800 Langdon St. Built 1926 Italian Renaissance
Theater Built 1938 Art Deco
Cafeteria Built 1957
Erected and dedicated to the memory of the men and women of the University of Wisconsin who
served in our countries wars
1904 – In his inaugural address, UW President Charles Van Hise calls for the construction of a
Union building to provide for “the communal life of instructors and students in work, in play,
and in social relations.”
Founded in 1907, the Wisconsin Union is based on the principle that the University of Wisconsin-Madison experience should involve learning outside the classroom.
The first floor of the old YMCA building/Association Hall was home to the Union Board from 1908-1916.
1925 – Armistice Day (Veterans Day), University President Glenn Frank digs the first shovel full of dirt for construction of Memorial Union.
August 22, 1927 – Charles Lindbergh
laid a wreath at the Memorial Union's cornerstone, dedicating the building to the Wisconsin men and women who had died in World War I.
October 5, 1928, the Memorial Union opens, dedicated to the men and women of the University who served in our country's wars.
On May 4, 1937, the Board of Regents authorizes the Union to proceed with plans for construction of the Union Theater and new west wing facilities.
1939 The Union Theater opens with the performance of “Taming of the Shrew” staring Alfred Lunt and Lynn Fontanne. The Theater Wing addition also includes new Hoofer quarters, a craft shop, and eight bowling lanes
Memorial Union’s Great Hall used to have a 400-square-foot stained glass dome. It appeared to let sunlight in but was actually inside the building and backlit by skylights. Described as “style and complexity of a Tiffany lamp” the glass was removed in 1948 because it leaked and it ruined the acoustics of the room.

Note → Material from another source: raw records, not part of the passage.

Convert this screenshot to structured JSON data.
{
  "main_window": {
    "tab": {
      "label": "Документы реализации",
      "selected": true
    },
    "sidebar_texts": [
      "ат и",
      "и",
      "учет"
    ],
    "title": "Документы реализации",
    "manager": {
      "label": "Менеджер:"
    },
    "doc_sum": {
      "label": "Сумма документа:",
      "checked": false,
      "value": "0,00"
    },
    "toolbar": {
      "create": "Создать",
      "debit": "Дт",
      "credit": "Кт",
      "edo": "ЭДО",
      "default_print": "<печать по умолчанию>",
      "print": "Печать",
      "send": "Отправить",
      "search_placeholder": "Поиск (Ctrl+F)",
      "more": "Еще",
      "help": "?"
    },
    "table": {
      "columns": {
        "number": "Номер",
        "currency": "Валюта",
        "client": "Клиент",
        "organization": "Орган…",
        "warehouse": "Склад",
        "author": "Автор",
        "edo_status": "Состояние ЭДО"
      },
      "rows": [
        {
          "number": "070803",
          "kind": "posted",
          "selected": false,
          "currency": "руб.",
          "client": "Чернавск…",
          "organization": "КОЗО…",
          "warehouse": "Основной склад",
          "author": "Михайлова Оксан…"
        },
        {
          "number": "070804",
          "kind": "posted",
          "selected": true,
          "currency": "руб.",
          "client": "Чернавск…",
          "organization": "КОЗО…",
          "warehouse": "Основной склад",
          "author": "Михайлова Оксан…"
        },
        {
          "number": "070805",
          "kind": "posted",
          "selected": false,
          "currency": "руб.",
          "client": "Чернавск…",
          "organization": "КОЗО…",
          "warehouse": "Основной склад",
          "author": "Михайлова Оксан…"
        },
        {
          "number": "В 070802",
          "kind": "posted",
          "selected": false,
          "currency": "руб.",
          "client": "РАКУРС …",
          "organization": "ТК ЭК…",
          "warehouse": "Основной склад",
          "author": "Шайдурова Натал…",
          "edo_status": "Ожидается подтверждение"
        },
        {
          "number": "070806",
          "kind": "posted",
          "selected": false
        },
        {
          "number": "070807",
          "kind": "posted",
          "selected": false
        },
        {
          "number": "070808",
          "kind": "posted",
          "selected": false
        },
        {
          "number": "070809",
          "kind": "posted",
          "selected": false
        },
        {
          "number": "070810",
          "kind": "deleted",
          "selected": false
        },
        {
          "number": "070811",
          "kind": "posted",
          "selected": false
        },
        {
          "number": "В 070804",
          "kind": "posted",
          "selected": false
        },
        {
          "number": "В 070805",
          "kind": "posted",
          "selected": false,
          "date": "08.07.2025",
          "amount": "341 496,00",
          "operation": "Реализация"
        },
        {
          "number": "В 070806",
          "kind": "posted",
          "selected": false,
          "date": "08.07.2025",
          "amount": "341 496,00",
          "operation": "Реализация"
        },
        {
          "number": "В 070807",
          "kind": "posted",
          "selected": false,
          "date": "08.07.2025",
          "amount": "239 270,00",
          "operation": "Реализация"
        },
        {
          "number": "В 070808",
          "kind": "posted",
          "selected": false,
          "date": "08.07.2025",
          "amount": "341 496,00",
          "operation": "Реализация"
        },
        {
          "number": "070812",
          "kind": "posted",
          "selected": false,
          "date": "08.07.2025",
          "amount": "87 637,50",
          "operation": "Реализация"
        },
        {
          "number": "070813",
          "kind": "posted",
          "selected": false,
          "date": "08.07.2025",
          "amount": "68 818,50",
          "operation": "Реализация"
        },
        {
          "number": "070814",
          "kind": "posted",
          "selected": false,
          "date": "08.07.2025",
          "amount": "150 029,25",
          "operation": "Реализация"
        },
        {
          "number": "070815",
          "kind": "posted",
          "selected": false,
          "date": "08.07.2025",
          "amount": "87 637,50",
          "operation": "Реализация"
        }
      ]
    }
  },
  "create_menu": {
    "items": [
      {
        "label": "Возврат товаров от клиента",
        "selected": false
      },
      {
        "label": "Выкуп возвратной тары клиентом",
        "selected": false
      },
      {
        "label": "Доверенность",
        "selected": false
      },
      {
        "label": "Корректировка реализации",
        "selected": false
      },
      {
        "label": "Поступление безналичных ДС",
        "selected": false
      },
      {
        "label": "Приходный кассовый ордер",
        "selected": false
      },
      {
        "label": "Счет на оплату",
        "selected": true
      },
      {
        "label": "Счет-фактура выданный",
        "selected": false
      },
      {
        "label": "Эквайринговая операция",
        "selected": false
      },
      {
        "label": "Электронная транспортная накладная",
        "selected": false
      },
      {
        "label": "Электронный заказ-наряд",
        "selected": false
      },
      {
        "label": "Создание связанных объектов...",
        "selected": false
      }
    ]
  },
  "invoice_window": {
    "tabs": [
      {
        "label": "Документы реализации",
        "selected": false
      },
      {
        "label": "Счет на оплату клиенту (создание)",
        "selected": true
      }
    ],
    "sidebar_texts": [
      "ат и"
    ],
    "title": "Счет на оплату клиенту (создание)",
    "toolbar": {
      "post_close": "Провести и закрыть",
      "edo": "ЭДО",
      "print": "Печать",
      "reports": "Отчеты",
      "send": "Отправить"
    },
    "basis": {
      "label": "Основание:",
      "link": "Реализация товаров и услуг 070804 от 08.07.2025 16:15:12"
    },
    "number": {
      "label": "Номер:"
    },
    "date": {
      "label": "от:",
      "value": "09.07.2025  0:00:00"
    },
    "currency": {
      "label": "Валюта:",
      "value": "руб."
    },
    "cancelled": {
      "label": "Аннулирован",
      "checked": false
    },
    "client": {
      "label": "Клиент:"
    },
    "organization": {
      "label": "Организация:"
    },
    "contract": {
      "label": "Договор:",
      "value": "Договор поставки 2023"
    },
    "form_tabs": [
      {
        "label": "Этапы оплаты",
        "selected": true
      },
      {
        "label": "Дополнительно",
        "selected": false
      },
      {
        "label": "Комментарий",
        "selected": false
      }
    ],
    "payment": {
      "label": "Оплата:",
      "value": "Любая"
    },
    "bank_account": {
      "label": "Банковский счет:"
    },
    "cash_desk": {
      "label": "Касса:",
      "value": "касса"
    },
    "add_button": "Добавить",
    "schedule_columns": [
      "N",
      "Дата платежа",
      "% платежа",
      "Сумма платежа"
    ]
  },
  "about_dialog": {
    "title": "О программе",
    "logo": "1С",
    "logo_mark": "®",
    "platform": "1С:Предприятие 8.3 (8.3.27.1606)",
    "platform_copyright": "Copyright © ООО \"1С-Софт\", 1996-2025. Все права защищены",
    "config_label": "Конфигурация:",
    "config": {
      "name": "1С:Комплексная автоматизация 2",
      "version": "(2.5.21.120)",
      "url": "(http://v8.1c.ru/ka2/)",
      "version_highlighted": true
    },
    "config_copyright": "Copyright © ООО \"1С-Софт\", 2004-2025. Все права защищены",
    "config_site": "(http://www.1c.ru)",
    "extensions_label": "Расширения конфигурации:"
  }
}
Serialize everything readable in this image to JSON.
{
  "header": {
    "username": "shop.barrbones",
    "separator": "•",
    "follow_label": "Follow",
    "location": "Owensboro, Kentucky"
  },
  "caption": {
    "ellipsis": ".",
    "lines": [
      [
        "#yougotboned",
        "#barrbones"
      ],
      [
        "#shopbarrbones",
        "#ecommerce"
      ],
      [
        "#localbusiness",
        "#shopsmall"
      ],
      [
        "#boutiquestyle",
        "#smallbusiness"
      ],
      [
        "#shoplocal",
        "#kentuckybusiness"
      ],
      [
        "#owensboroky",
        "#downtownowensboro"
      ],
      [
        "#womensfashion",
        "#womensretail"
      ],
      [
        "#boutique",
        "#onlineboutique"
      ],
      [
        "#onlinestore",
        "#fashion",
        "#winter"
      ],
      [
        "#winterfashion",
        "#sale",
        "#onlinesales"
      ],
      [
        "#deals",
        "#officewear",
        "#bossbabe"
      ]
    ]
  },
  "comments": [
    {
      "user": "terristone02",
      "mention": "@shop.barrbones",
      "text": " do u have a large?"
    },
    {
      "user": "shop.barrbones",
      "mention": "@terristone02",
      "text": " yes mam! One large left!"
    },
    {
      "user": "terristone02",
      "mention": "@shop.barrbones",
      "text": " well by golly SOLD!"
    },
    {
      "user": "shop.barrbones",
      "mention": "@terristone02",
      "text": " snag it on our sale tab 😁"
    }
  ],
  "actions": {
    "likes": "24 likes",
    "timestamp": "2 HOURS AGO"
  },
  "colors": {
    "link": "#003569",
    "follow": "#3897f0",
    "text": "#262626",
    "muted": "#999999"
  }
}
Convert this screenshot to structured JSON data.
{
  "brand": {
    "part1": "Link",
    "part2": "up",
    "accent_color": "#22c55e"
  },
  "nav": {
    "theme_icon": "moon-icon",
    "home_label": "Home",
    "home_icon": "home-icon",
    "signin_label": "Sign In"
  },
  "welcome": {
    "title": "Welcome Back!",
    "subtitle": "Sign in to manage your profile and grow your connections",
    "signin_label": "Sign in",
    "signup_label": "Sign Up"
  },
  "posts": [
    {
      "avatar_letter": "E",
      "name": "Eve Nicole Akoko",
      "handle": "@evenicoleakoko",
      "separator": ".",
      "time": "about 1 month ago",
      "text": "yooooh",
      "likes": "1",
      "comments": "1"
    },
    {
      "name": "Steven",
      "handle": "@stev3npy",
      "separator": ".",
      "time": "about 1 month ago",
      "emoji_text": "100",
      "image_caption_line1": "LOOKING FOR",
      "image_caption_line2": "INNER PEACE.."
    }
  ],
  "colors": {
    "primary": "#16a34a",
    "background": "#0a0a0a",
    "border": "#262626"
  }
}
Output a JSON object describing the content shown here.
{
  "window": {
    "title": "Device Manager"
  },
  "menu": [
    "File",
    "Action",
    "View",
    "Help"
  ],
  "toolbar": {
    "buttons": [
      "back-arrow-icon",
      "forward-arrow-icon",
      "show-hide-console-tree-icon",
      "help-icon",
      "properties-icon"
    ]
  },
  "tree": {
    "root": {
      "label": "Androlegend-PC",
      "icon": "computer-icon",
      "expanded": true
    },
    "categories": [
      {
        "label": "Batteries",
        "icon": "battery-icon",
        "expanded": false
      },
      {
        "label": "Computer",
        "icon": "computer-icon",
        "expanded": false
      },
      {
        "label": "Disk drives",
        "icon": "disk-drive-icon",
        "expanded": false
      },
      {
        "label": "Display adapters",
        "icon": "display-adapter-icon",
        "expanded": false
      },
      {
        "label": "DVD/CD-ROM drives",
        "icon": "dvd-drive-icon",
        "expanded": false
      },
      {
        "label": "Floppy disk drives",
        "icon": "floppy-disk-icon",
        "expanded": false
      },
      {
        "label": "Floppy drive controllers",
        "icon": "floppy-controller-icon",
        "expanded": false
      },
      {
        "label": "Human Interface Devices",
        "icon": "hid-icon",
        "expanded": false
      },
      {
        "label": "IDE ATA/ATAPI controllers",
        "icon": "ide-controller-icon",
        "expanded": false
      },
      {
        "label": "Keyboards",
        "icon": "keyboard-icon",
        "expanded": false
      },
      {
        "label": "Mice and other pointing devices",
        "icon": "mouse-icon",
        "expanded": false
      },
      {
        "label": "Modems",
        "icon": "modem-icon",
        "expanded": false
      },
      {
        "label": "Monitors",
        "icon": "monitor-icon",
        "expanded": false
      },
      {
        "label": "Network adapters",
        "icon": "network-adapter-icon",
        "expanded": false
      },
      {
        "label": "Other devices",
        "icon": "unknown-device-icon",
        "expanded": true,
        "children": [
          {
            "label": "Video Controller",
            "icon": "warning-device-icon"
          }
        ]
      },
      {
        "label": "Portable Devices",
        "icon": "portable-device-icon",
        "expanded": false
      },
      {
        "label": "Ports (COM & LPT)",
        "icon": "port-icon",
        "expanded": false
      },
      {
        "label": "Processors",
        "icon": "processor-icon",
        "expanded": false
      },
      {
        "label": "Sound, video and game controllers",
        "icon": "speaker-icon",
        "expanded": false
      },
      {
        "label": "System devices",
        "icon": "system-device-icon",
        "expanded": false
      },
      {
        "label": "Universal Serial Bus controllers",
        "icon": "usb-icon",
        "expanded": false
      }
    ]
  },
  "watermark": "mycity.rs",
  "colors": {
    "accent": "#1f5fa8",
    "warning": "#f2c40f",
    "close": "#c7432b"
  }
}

Initially, the Rathskeller was open to men only. Beginning in 1937, women were allowed to enter during summer session. In 1941 Union Council votes to open the Rathskeller to women from 2 pm to closing. One year later, women gain full access.